By strengthening (or conditioning) our muscles before a hike, they are better equipped to handle contractions.
So… How Should I Train for a Multi-Day Hike?
Get Used to the Food
The food you take on a multi-day hike will come down to personal preference, but your food decisions should be based on two factors: weight and calories. All your food should be relatively lightweight but heavy on calories, so you can benefit from the energy hit you need.
Ensure you’re well-fuelled while training for a long hike, as it’s a good opportunity to become familiar with the foods.

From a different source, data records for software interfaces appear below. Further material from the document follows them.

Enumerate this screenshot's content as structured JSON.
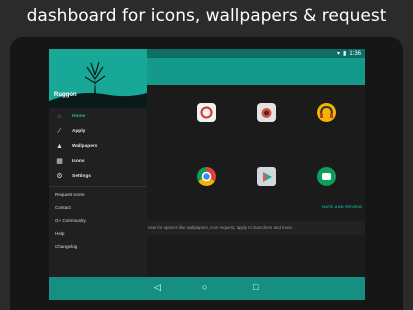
{
  "headline": "dashboard for icons, wallpapers & request",
  "status": {
    "time": "1:36"
  },
  "drawer": {
    "app_name": "Ruggon",
    "items": [
      {
        "label": "Home",
        "icon": "home-icon"
      },
      {
        "label": "Apply",
        "icon": "wand-icon"
      },
      {
        "label": "Wallpapers",
        "icon": "image-icon"
      },
      {
        "label": "Icons",
        "icon": "grid-icon"
      },
      {
        "label": "Settings",
        "icon": "gear-icon"
      }
    ],
    "secondary": [
      "Request Icons",
      "Contact",
      "G+ Community",
      "Help",
      "Changelog"
    ]
  },
  "content": {
    "apply_link": "RATE AND REVIEW",
    "info_text": "new for options like wallpapers, icon request, apply to launchers and more."
  },
  "colors": {
    "accent": "#149a8b",
    "active": "#19b8a8"
  }
}
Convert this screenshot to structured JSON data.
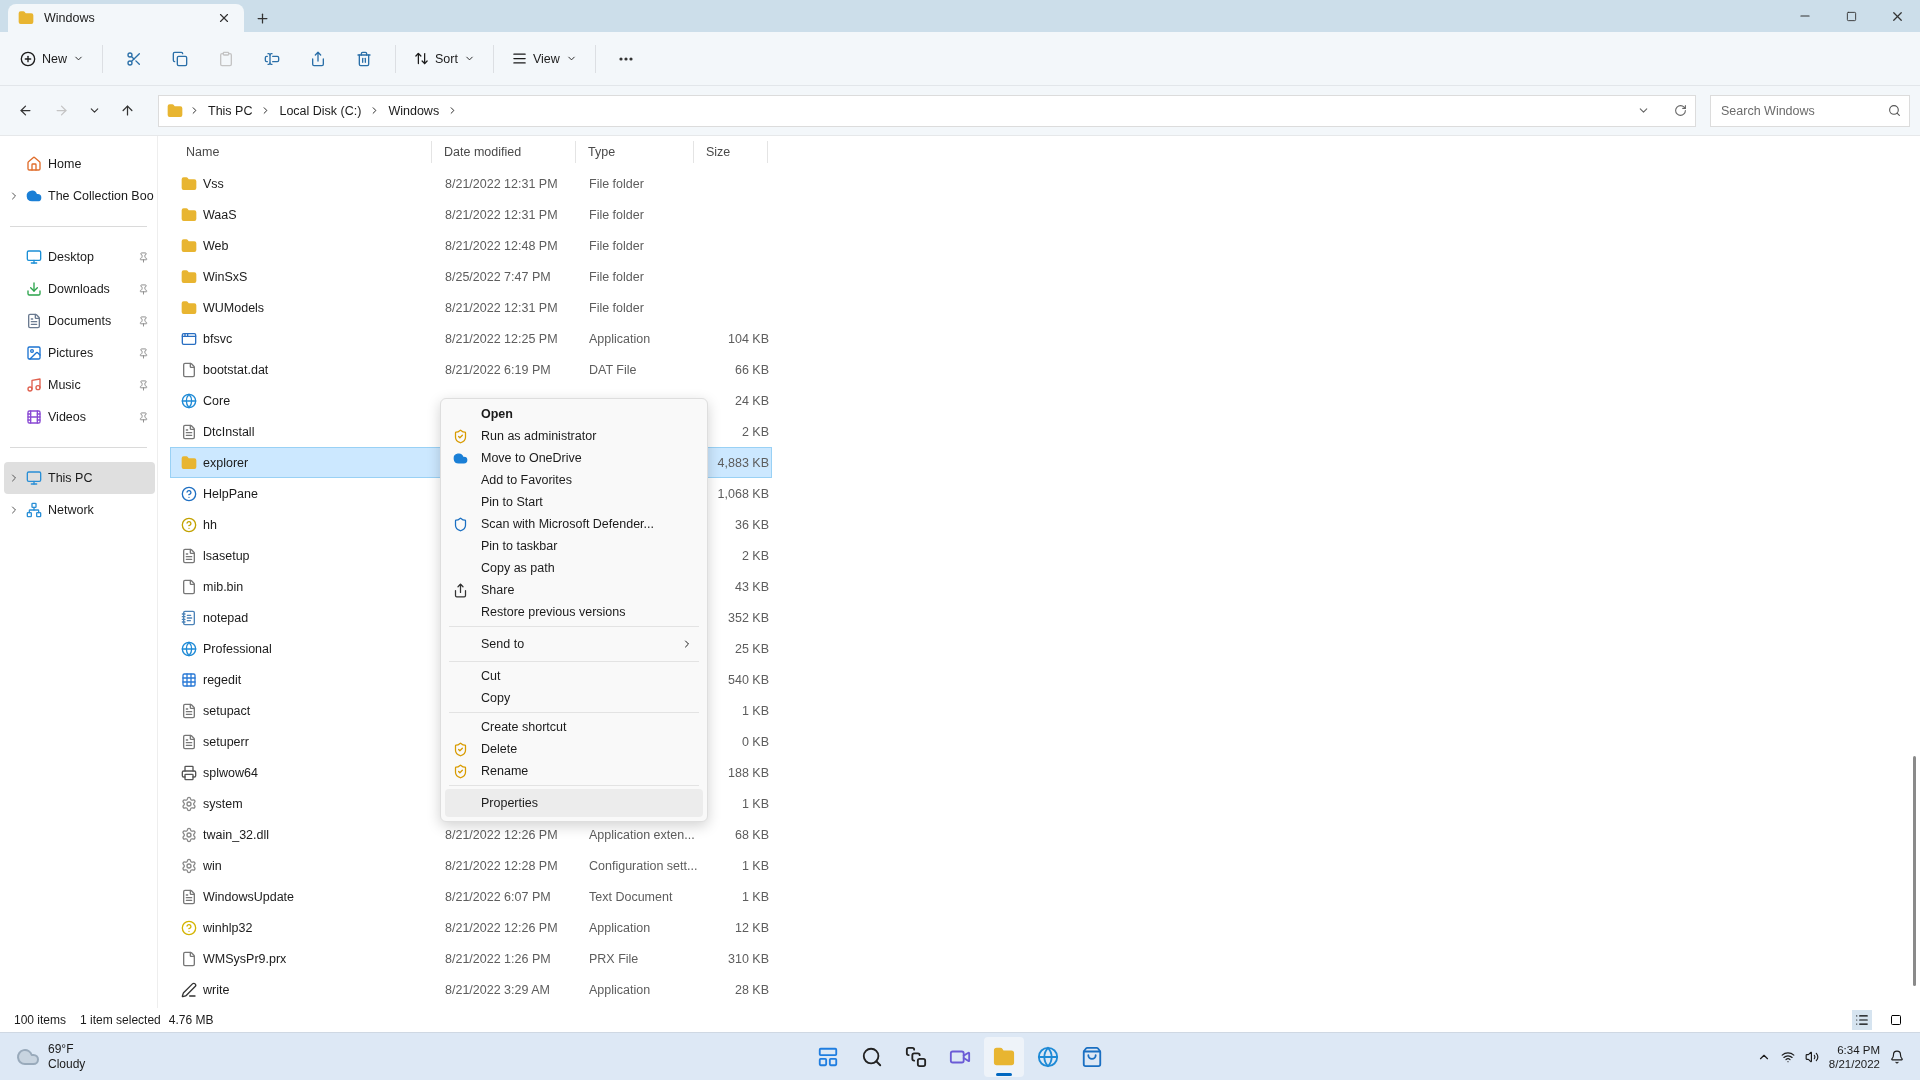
{
  "tab": {
    "title": "Windows",
    "selected": true
  },
  "toolbar": {
    "new_label": "New",
    "icon_buttons": [
      {
        "disabled": false
      },
      {
        "disabled": false
      },
      {
        "disabled": true
      },
      {
        "disabled": false
      },
      {
        "disabled": false
      },
      {
        "disabled": false
      }
    ],
    "sort_label": "Sort",
    "view_label": "View"
  },
  "address": {
    "path": [
      "This PC",
      "Local Disk (C:)",
      "Windows"
    ],
    "search_placeholder": "Search Windows"
  },
  "sidebar": {
    "groups": [
      [
        {
          "label": "Home",
          "kind": "home",
          "selected": false
        },
        {
          "label": "The Collection Boo",
          "kind": "cloud",
          "expanded": false,
          "selected": false
        }
      ],
      [
        {
          "label": "Desktop",
          "kind": "desktop",
          "pinned": true,
          "selected": false
        },
        {
          "label": "Downloads",
          "kind": "downloads",
          "pinned": true,
          "selected": false
        },
        {
          "label": "Documents",
          "kind": "documents",
          "pinned": true,
          "selected": false
        },
        {
          "label": "Pictures",
          "kind": "pictures",
          "pinned": true,
          "selected": false
        },
        {
          "label": "Music",
          "kind": "music",
          "pinned": true,
          "selected": false
        },
        {
          "label": "Videos",
          "kind": "videos",
          "pinned": true,
          "selected": false
        }
      ],
      [
        {
          "label": "This PC",
          "kind": "pc",
          "expanded": false,
          "selected": true
        },
        {
          "label": "Network",
          "kind": "network",
          "expanded": false,
          "selected": false
        }
      ]
    ]
  },
  "table": {
    "columns": [
      "Name",
      "Date modified",
      "Type",
      "Size"
    ],
    "rows": [
      {
        "name": "Vss",
        "kind": "folder",
        "date": "8/21/2022 12:31 PM",
        "type": "File folder",
        "selected": false
      },
      {
        "name": "WaaS",
        "kind": "folder",
        "date": "8/21/2022 12:31 PM",
        "type": "File folder",
        "selected": false
      },
      {
        "name": "Web",
        "kind": "folder",
        "date": "8/21/2022 12:48 PM",
        "type": "File folder",
        "selected": false
      },
      {
        "name": "WinSxS",
        "kind": "folder",
        "date": "8/25/2022 7:47 PM",
        "type": "File folder",
        "selected": false
      },
      {
        "name": "WUModels",
        "kind": "folder",
        "date": "8/21/2022 12:31 PM",
        "type": "File folder",
        "selected": false
      },
      {
        "name": "bfsvc",
        "kind": "app",
        "date": "8/21/2022 12:25 PM",
        "type": "Application",
        "size": "104 KB",
        "selected": false
      },
      {
        "name": "bootstat.dat",
        "kind": "file",
        "date": "8/21/2022 6:19 PM",
        "type": "DAT File",
        "size": "66 KB",
        "selected": false
      },
      {
        "name": "Core",
        "kind": "edge",
        "size": "24 KB",
        "selected": false
      },
      {
        "name": "DtcInstall",
        "kind": "text",
        "size": "2 KB",
        "selected": false
      },
      {
        "name": "explorer",
        "kind": "folder",
        "size": "4,883 KB",
        "selected": true
      },
      {
        "name": "HelpPane",
        "kind": "help",
        "size": "1,068 KB",
        "selected": false
      },
      {
        "name": "hh",
        "kind": "helpdoc",
        "size": "36 KB",
        "selected": false
      },
      {
        "name": "lsasetup",
        "kind": "text",
        "size": "2 KB",
        "selected": false
      },
      {
        "name": "mib.bin",
        "kind": "file",
        "size": "43 KB",
        "selected": false
      },
      {
        "name": "notepad",
        "kind": "notepad",
        "size": "352 KB",
        "selected": false
      },
      {
        "name": "Professional",
        "kind": "edge",
        "size": "25 KB",
        "selected": false
      },
      {
        "name": "regedit",
        "kind": "regedit",
        "size": "540 KB",
        "selected": false
      },
      {
        "name": "setupact",
        "kind": "text",
        "size": "1 KB",
        "selected": false
      },
      {
        "name": "setuperr",
        "kind": "text",
        "size": "0 KB",
        "selected": false
      },
      {
        "name": "splwow64",
        "kind": "printer",
        "size": "188 KB",
        "selected": false
      },
      {
        "name": "system",
        "kind": "settings",
        "size": "1 KB",
        "selected": false
      },
      {
        "name": "twain_32.dll",
        "kind": "settings",
        "date": "8/21/2022 12:26 PM",
        "type": "Application exten...",
        "size": "68 KB",
        "selected": false
      },
      {
        "name": "win",
        "kind": "settings",
        "date": "8/21/2022 12:28 PM",
        "type": "Configuration sett...",
        "size": "1 KB",
        "selected": false
      },
      {
        "name": "WindowsUpdate",
        "kind": "text",
        "date": "8/21/2022 6:07 PM",
        "type": "Text Document",
        "size": "1 KB",
        "selected": false
      },
      {
        "name": "winhlp32",
        "kind": "helpq",
        "date": "8/21/2022 12:26 PM",
        "type": "Application",
        "size": "12 KB",
        "selected": false
      },
      {
        "name": "WMSysPr9.prx",
        "kind": "file",
        "date": "8/21/2022 1:26 PM",
        "type": "PRX File",
        "size": "310 KB",
        "selected": false
      },
      {
        "name": "write",
        "kind": "write",
        "date": "8/21/2022 3:29 AM",
        "type": "Application",
        "size": "28 KB",
        "selected": false
      }
    ]
  },
  "context_menu": {
    "groups": [
      [
        {
          "label": "Open",
          "default": true,
          "kind": "plain",
          "selected": false
        },
        {
          "label": "Run as administrator",
          "kind": "shield",
          "selected": false
        },
        {
          "label": "Move to OneDrive",
          "kind": "cloud",
          "selected": false
        },
        {
          "label": "Add to Favorites",
          "kind": "plain",
          "selected": false
        },
        {
          "label": "Pin to Start",
          "kind": "plain",
          "selected": false
        },
        {
          "label": "Scan with Microsoft Defender...",
          "kind": "defender",
          "selected": false
        },
        {
          "label": "Pin to taskbar",
          "kind": "plain",
          "selected": false
        },
        {
          "label": "Copy as path",
          "kind": "plain",
          "selected": false
        },
        {
          "label": "Share",
          "kind": "share",
          "selected": false
        },
        {
          "label": "Restore previous versions",
          "kind": "plain",
          "selected": false
        }
      ],
      [
        {
          "label": "Send to",
          "kind": "plain",
          "submenu": true,
          "selected": false
        }
      ],
      [
        {
          "label": "Cut",
          "kind": "plain",
          "selected": false
        },
        {
          "label": "Copy",
          "kind": "plain",
          "selected": false
        }
      ],
      [
        {
          "label": "Create shortcut",
          "kind": "plain",
          "selected": false
        },
        {
          "label": "Delete",
          "kind": "shield",
          "selected": false
        },
        {
          "label": "Rename",
          "kind": "shield",
          "selected": false
        }
      ],
      [
        {
          "label": "Properties",
          "kind": "plain",
          "selected": true
        }
      ]
    ]
  },
  "status_bar": {
    "count": "100 items",
    "selection": "1 item selected",
    "selection_size": "4.76 MB",
    "views": [
      {
        "selected": true
      },
      {
        "selected": false
      }
    ]
  },
  "taskbar": {
    "weather": {
      "temp": "69°F",
      "condition": "Cloudy"
    },
    "apps": [
      {
        "selected": false
      },
      {
        "selected": false
      },
      {
        "selected": false
      },
      {
        "selected": false
      },
      {
        "selected": true
      },
      {
        "selected": false
      },
      {
        "selected": false
      }
    ],
    "time": "6:34 PM",
    "date": "8/21/2022"
  }
}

Some that are lightweight but calorie-dense include Snickers bars, Peanut M&Ms, trail mix, wraps, Clif Bars, packet pasta, tuna (in a sachet, not a tin), beef jerky, and freeze-dry meals (if you’re carrying a stove). For more guidance on hiking food, check out our Go-Getter’s Guide to Adventure Fuel, or Food Planning Tips for a Multi-Day Hike.
The point to remember is that you don’t necessarily need the lightest gear and clothing on the market. There is thought to be a ‘good weight’ and a ‘bad weight’ when it comes to gear – so if you have a jacket that weighs a kilo but will keep you warm at night, take it with you. Wear your trekking clothing while you train to get used to it too.
To get your pack ‘game fit’ and ensure the load is balanced correctly, consider stuffing it with the gear you intend to take on your hike. Weights and bottles filled with water may help weigh the pack down, but it won’t sit the same way a properly packed rucksack does.
If you know you’ll be carrying anywhere between 15-20kgs on your trip, start by going on hikes with only 5kgs in your backpack. Once you become familiar with that weight, bump it up to 10kgs – and so on.
The key is to not shock your body straight away. You’re better off familiarising your body with a significant load on your back gradually. That way, when it comes to doing that 45km hike, your body won’t be screaming at you on day one.
Get Used to Hiking… by Hiking
Becoming physically ready for a multi-day hike can be determined by a number of things, including the distance of the overall trip, how many days are spent out on the trail, how difficult the track is, and so on.
Practicality is key. If you want to come away from that 45-kilometre, 3-day hiking trip feeling fit, simply going to the gym isn’t always enough. Just as your gym exercises should mimic your movements on the trail, getting out onto the trail to replicate what you plan to be doing is just as beneficial, if not more. For example, if you know there will be hilly terrain, find a trail that also features plenty of hills and start hiking those bad boys!
There are some great day hikes near Melbourne that are perfect for training, as there are for those training in Adelaide, Perth, and Brisbane. As suggested earlier, hike these tracks with some weight in your backpack too.
Getting out onto the trail to replicate what you plan to be doing is beneficial. Image: John Feeney
Have you got any suggestions for aligning your ‘Circadian Rhythm’? If so, tell us in the comments section below!
From setup tips and hiking trips, to campsite cooking and 4WD kits – our Snowys Bloggers boast exceptional outdoor, fitness, and travel experience. Combined, their individual content is only enhanced – and the result for the fellow outdoor enthusiasts following along is a bigger, beefier, and more beneficial blog.
These articles are an updated collaboration of previous or existing works on the Snowys Blog.